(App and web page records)
• • • • •

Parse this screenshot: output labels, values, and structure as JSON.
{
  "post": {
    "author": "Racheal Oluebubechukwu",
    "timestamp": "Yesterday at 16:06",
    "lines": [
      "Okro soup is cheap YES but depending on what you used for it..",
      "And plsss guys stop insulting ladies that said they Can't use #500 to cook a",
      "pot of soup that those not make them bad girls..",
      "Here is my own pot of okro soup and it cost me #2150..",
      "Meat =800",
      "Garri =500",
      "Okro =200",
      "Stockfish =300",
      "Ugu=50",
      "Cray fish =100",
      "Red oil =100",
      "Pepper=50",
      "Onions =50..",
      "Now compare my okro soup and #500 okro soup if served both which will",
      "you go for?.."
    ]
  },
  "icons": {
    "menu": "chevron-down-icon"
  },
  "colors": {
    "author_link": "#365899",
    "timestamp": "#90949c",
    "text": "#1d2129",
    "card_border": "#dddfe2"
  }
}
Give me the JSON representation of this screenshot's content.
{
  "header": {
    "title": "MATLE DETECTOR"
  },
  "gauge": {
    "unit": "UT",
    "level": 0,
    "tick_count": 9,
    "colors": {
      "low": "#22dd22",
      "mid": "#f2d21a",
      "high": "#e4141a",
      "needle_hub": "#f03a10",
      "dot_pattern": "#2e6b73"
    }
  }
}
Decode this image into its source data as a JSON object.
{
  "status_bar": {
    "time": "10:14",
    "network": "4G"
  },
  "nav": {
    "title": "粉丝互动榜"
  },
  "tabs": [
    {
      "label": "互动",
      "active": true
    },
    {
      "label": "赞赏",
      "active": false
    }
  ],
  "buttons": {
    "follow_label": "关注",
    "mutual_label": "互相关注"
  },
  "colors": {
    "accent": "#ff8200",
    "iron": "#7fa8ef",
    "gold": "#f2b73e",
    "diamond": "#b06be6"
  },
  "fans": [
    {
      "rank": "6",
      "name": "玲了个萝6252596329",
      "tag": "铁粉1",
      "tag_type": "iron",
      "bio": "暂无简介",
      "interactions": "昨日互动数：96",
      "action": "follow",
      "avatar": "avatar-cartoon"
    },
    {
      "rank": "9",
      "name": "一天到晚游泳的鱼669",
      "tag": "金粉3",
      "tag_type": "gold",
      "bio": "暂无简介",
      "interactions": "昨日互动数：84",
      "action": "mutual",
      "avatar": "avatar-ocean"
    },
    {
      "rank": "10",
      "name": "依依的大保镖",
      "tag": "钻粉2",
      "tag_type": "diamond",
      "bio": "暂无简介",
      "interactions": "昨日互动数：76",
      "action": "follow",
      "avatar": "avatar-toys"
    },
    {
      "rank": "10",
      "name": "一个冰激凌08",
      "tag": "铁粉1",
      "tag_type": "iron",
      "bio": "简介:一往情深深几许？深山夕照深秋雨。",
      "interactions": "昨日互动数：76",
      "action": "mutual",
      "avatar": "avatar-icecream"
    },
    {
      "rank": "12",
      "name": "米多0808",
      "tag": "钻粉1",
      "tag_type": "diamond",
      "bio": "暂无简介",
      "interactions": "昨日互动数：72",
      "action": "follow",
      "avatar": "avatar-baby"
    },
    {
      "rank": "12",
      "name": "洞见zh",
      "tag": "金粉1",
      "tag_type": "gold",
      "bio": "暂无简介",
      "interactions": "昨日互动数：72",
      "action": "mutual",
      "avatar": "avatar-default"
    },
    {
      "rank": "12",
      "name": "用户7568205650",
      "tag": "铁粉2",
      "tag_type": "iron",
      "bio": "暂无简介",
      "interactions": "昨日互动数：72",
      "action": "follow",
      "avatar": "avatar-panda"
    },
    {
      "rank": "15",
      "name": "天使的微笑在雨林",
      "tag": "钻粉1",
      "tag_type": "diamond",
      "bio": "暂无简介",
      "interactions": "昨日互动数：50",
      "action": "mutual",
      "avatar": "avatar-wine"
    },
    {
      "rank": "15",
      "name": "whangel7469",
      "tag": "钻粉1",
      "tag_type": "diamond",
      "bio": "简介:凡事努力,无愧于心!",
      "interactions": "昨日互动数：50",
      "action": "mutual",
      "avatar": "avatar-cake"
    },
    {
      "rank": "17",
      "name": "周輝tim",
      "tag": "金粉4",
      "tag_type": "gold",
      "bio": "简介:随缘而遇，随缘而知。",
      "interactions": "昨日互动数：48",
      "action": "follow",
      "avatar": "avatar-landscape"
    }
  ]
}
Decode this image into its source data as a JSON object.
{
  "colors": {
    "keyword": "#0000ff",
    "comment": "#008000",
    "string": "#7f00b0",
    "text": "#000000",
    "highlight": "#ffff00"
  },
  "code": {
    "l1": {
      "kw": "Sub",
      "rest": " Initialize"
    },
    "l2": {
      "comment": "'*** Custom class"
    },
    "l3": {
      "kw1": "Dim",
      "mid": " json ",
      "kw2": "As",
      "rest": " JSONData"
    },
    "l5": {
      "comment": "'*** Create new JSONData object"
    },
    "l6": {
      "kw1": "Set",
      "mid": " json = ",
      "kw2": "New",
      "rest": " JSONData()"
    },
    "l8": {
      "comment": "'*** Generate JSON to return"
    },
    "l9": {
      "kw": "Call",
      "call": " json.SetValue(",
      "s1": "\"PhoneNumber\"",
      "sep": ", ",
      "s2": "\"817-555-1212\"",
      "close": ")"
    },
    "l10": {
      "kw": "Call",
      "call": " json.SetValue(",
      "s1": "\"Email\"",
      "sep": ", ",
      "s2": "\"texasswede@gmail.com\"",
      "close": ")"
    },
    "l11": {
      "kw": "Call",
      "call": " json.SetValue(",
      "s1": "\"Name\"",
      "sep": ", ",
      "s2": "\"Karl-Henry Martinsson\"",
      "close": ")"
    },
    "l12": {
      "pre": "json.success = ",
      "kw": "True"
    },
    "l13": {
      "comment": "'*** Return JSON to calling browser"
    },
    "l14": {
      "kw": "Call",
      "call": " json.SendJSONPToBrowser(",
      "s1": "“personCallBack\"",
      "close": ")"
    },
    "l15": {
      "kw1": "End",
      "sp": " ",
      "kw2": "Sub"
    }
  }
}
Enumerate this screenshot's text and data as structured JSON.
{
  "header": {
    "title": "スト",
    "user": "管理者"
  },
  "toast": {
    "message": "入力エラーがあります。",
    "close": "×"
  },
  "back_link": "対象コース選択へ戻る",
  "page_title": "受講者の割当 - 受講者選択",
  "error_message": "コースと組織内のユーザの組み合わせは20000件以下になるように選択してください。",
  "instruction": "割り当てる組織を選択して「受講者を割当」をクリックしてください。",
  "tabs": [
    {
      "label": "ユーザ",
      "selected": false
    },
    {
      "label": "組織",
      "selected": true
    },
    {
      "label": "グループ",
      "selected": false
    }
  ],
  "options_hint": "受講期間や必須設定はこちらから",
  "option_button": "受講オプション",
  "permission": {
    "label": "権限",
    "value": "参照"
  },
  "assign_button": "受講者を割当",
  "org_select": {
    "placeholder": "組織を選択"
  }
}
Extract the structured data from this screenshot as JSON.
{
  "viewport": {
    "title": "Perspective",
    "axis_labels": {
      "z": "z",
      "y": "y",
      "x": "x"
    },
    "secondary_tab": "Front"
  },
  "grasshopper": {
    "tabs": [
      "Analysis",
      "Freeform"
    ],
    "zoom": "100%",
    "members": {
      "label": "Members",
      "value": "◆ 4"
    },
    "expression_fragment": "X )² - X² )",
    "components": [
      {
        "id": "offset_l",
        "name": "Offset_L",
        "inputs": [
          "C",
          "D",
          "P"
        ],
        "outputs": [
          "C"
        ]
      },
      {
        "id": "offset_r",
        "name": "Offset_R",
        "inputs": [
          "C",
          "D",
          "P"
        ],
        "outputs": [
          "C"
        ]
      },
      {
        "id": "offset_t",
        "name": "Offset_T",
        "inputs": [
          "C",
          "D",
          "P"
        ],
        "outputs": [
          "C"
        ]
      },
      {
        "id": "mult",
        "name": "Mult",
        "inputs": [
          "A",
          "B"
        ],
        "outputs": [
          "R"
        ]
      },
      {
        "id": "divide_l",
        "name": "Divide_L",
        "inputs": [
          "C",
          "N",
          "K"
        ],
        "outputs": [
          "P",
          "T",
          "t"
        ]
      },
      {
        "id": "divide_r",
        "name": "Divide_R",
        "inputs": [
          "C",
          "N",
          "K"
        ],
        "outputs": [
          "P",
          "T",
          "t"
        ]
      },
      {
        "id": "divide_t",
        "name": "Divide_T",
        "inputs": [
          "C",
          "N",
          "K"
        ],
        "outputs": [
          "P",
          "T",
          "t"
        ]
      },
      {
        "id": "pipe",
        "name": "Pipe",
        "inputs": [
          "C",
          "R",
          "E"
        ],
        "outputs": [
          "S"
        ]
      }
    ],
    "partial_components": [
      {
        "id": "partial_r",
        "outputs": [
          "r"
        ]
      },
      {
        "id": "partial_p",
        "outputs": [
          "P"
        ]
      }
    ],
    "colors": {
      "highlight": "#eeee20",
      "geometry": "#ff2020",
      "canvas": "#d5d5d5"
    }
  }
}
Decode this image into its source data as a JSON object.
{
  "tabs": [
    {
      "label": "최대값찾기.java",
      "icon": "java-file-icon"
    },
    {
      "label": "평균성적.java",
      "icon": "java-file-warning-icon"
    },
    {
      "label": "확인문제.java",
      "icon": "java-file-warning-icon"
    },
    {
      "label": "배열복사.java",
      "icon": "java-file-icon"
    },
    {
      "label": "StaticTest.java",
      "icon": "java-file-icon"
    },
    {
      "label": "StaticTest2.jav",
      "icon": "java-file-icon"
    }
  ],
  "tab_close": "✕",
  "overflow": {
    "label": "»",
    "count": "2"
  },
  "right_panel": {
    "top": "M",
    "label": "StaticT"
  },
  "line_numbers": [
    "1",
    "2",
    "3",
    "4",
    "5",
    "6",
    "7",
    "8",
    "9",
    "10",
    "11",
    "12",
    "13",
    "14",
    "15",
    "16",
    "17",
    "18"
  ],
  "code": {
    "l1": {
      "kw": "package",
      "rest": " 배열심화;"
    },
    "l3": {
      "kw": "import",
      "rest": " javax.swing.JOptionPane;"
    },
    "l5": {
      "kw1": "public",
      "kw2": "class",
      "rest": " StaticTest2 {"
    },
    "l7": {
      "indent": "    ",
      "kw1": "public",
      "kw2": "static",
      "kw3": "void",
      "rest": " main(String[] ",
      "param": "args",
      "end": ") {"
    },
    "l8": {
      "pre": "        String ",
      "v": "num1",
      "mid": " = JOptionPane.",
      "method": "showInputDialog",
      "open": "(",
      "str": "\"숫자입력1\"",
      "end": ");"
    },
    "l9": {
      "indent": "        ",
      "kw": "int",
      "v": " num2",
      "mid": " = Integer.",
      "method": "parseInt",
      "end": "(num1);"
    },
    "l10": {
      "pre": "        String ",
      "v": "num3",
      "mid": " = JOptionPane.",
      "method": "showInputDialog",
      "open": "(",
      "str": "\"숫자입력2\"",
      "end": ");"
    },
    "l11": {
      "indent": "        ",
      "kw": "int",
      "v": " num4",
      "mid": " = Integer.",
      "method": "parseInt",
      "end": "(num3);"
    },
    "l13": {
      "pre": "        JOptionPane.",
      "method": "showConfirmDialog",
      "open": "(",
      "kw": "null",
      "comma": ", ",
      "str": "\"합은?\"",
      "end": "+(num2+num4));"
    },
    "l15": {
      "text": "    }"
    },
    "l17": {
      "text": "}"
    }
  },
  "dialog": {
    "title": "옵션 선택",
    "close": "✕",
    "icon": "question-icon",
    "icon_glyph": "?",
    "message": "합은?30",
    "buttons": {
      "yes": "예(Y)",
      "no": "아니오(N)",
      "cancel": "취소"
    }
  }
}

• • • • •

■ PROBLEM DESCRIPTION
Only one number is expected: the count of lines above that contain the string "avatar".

■ RESPONSE BOX
10